Work order: When a line of the material has the word "icon" in it, copy that line.

Material for the task:

_ _ _ _ _ _ _

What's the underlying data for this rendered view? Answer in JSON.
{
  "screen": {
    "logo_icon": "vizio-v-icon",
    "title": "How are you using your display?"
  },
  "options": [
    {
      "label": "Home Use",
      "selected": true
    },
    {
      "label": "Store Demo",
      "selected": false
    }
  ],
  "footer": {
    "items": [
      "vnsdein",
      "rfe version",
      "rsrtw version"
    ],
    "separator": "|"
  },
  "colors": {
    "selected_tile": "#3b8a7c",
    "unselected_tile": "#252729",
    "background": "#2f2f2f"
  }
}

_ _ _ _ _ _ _

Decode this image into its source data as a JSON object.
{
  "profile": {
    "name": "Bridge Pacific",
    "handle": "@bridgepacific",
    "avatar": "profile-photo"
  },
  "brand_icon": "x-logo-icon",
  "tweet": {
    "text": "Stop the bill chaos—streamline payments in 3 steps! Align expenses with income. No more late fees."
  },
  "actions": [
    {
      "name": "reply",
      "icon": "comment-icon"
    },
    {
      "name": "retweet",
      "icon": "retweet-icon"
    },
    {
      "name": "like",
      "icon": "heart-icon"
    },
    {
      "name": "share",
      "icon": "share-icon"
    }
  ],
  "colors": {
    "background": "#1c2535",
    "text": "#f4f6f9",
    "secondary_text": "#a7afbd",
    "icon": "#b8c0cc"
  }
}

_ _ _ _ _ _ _

Finished task:
    "logo_icon": "vizio-v-icon",
  "brand_icon": "x-logo-icon",
      "icon": "comment-icon"
      "icon": "retweet-icon"
      "icon": "heart-icon"
      "icon": "share-icon"
    "icon": "#b8c0cc"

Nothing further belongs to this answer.